… is better than a sales pitch any day.
Don’t be duplicitous, of course. You can’t just dress up your sales pitch as an invitation and expect us not to see through it.
But, more often than we realize, what we’re really after is not a sale, a mere transaction. We’re after some kind of a relationship. Maybe it’s a relationship that involves transactions and exchanges. But if we’re looking for more than just a single occasional trade, it’ll only happen when there’s a relationship.
And you can’t sell a relationship. You have to be invited to one. Or make an invitation.
An invitation is entirely different than a sales pitch.
The sales pitch is about what you can do for me. Buy my stuff. Do this for me. Choose me.
The invitation is about offering engagement around something we have in common. Common interests. Common items. Common values. Common living spaces. Common prosperity.
Some people are good at sales. From the time we’re in 1st grade being sent out to sell crap for the school or scouts, you know the few who stand out. They win the bike and the accolades. Maybe you’re one of them, and if you are more power to you. But most of us, I think, are pretty uncomfortable with it. We know that sales can be an honest way to make a living, but it still makes us feel smarmy. We do it when we have to, but only because we have to.

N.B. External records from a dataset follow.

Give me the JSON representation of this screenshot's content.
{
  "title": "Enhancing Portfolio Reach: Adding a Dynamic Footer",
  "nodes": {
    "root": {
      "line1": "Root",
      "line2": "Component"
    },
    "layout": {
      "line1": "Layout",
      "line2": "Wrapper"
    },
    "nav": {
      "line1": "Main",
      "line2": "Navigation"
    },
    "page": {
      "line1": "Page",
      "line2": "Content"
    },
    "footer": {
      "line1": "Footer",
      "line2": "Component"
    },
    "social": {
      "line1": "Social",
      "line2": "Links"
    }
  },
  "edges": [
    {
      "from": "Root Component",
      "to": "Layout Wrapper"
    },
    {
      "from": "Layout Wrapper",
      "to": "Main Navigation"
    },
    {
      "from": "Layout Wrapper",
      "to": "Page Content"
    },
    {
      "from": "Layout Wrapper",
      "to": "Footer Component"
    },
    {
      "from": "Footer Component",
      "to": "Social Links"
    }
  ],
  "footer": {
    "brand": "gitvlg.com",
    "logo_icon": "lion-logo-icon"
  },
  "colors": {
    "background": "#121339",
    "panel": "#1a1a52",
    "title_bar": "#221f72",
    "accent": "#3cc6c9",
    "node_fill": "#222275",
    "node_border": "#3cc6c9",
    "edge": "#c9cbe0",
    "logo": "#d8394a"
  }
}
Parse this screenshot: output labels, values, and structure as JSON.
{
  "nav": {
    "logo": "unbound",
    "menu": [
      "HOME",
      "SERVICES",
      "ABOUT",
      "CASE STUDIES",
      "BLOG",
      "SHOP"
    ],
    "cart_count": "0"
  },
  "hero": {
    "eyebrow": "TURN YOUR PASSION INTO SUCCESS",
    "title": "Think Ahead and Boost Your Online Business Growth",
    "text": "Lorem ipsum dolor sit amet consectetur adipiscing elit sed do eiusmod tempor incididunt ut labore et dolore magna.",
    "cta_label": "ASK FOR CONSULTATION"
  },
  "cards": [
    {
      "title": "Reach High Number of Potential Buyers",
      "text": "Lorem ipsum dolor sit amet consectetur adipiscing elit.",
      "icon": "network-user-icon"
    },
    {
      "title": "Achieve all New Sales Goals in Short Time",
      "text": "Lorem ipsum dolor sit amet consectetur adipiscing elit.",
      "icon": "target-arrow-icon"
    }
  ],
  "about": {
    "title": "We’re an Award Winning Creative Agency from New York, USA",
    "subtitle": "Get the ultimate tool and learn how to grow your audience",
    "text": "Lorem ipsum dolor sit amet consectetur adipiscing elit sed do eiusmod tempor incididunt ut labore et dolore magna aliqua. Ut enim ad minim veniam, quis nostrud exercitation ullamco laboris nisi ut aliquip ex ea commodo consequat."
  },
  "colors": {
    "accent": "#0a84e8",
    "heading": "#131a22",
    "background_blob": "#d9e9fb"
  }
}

A market economy that emphasizes consumers tends to reinforce those 1st grade experiences. We get pitched at constantly. We’re often told that we need to sell to prosper. In business, survival is dependent on sales.
But the truth is, we don’t need to sell nearly as often as we’re led to believe. And, as connected as we are these days, a world based on transactions and sales turns out to be a pretty lonely place. What we probably do need, on the other hand, is to be more courageous in our invitations to relationship and collaboration.
Even people in sales need meaningful relationships. A business that is merely surviving on sales might just do better if it gets the larger picture and starts working on it’s relationships.
That’s why an invitation is better than a sales pitch any day.